Wildfire smoke that shut down jobsites across the West dissipated this week, even as guidance on when to stop work due to hazardous air quality conditions remained ambiguous.
The clearer air came a week after numerous contractors stopped work on projects due to heavy smoke driving the Air Quality Index higher than 600, beyond the upper 500 limit on the EPA’s hazardous air quality chart.
The situation is made more dire because the poor air quality can exacerbate worker health risks from COVID-19. The Oregon Health Authority said last week that increased pollution has been associated with a higher risk of respiratory infections, which has serious implications during the pandemic.
At least 2,193 projects in California, Washington and Oregon worth more than $1.6 billion were in counties where the Federal Emergency Management Agency declared a disaster and were likely impacted by the smoke, according to data from Built Technologies, a platform that tracks construction financing.

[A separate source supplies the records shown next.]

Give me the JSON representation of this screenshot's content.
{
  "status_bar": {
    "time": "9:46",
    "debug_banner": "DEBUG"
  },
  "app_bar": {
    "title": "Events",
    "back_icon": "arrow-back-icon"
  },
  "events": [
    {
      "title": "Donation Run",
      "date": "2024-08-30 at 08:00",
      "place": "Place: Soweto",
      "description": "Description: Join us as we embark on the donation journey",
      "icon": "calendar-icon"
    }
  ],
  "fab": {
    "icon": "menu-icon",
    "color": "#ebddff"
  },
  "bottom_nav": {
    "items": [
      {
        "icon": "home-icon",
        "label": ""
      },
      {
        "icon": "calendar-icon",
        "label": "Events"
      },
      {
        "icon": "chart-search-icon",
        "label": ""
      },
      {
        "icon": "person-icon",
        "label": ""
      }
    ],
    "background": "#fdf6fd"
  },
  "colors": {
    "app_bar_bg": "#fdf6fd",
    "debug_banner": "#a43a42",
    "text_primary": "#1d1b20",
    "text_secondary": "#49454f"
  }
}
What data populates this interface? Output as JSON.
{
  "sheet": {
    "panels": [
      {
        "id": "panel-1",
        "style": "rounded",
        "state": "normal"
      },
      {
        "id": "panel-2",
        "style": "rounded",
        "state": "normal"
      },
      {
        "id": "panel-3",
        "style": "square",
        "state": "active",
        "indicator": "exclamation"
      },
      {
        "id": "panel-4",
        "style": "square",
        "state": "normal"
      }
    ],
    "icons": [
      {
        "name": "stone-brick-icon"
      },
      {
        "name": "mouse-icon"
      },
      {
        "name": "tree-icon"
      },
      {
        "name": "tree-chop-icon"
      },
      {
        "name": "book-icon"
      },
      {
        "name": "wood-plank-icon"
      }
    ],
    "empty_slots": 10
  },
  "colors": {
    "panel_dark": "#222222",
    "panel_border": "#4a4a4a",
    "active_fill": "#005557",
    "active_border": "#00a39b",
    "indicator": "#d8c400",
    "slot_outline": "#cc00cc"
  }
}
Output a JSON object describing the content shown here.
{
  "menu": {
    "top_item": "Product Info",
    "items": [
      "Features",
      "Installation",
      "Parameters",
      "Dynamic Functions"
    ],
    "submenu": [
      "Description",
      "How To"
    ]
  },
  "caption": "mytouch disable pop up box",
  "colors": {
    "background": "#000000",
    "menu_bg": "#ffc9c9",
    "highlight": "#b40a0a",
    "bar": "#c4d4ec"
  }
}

While sites shut down voluntarily last week, contractors said doing so put them in an awkward position with their owner clients, because neither the Environmental Protection Agency nor the Occupational Safety and Health Administration has mandates on when outdoor work should cease due to hazardous air quality. The lack of guidance only exacerbates the problem for construction firms, said Michael Zisa, partner at construction law firm Peckar & Abramson.
“Contractors are not experts in air quality, safety standards or disease control,” Zisa said in an email. “Federal, state and local governments have this expertise — they have the technical knowledge and resources to create standards, measure pollutants, evaluate medical implications and importantly issue necessary orders, mandates and directives to protect the public at large as well as industries particularly impacted by the environmental issues such as the construction industry."
He compared the lack of guidance about wildfires to similar issues that contractors had with dealing with effects of the coronavirus outbreak.
"As we learned from the COVID-19 pandemic, the government’s failure to issue clear orders, directives and mandates creates uncertainty and confusion and places contractors in a very challenging situation," he said.
Zisa said contractors may have legal exposure if a worker were to become sick at work during unhealthy or hazardous air quality days.
“When confronted with ambiguous standards or requirements, contractors are left to determine on their own how to balance the need to protect their employees and other workers with the need to meet their obligations to the project owner, which can expose them to legal, regulatory and reputational problems," he said.
Talk with owners about the risks
But Greg Sizemore, vice president of health, safety, environment and workforce development at Associated Builders and Contractors, said that while the situation isn’t ideal, contractors should use their best judgment to protect themselves and their workers.
“It’s one thing to ask someone to set up a regulatory requirement that says X, Y or Z,” Sizemore said. “I say to you: Be careful what you ask for.”
Instead, he recommends that contractors talk with owners about the health impacts of working in such conditions and the potential liability that continuing work in those situations could bring. And just as with COVID-19, contractors need to do what is necessary to put their workers’ health first.
“I would suspect that if you have a candid conversation with the builders, they don't want to be liable for any of that,” Sizemore said. “What they need to do is envision their son, daughter, husband or wife being asked to perform the work that an employee of theirs is being asked to perform. I submit that if you connect yourself to it personally like that, you’re going to pump the brakes.”